5. Remember the financial costs of warfare and be ready to address them.  The high costs of wars have bankrupted empires and nations, and serve as pivotal lessons for the United States. Acting from false guilt and a fear of appearing imperialistic, the US has undertaken the costly task of nation building in Afghanistan and Iraq, yet refuses to take compensation from these countries. In the future, Washington will not have the luxury of such a course of action.  Either countries that need American intervention will have to give of their natural resources as payment (i.e., oil and minerals) or will have to face their problems on the cheap, without American intervention.

6. Support our allies and keep our global commitments.
American policy leaders should not allow our soft power incentives to become more beneficial than those given to our allies. Another lesson from COL Lansdale’s era is to remember to support America’s allies and to keep one’s commitments. The foreign policy aim of using soft power (i.e., economic investment, trade incentives, foreign aid, and market access) to sway belligerent and alienated nations to soften or embrace the West has limits. Too often economic incentives harden rather than soften a belligerent’s resolve and lead the United States into the trap of giving more attention, support, and aid to its enemies than its friends. Case in point: the best way to gain billions of dollars in American aid is to foment conflict while appealing to US intervention. We, as Americans, should not make belligerency a profitable undertaking.
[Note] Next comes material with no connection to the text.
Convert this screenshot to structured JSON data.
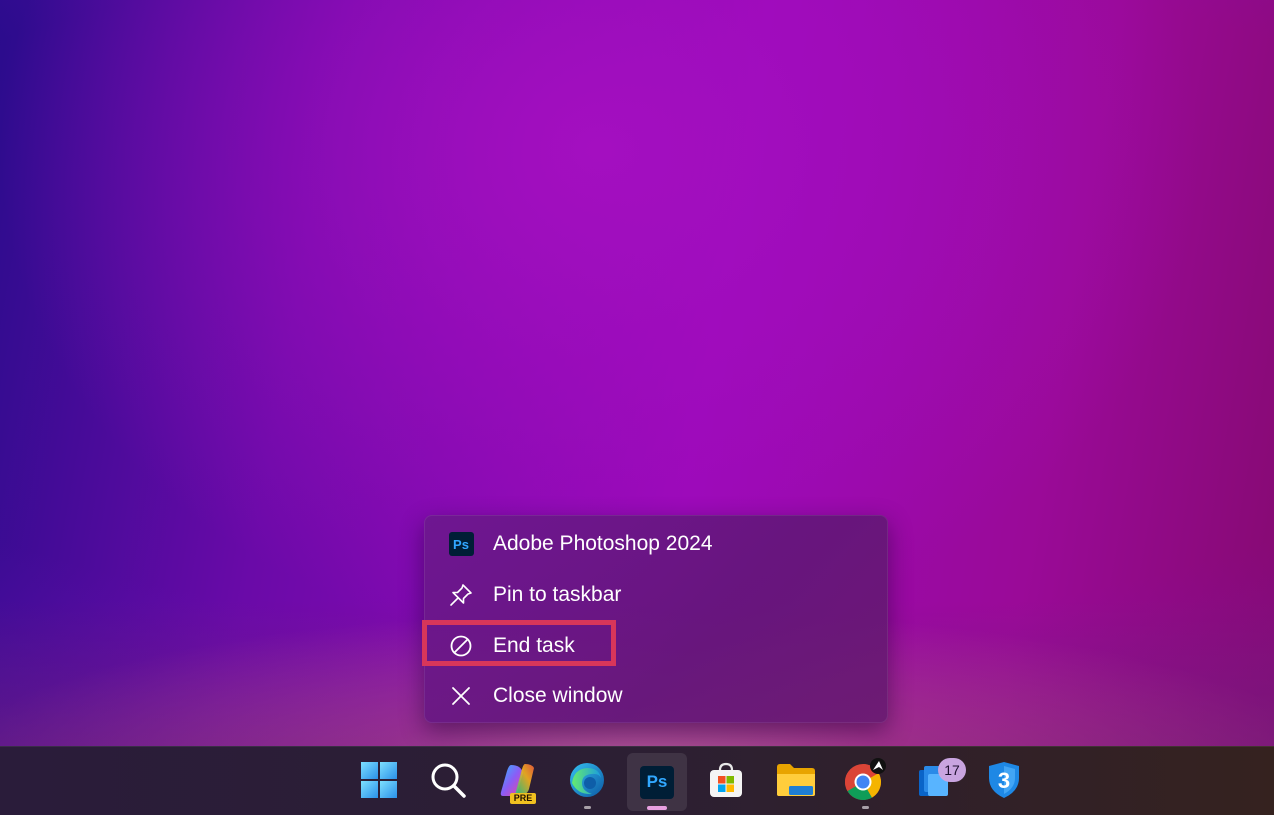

Had General Lansdale (he was later promoted to the rank of Major General) lived to see our day, no doubt he would have seen the increased complexity of modern insurgencies. His understanding of the nature of insurgencies would have to change in order to keep abreast of the flexible tactics and complex background of each conflict.  Yet the principles he and other Cold Warriors embraced would remain relevant and useful for the present.

The United States and  West won the Cold War and defeated global insurgencies because of many strengths.  The principles of warfare were among the most important strengths and remain timeless in their application.

Martin Scott Catino, Ph.D. presently serves as a senior military adviser in Afghanistan.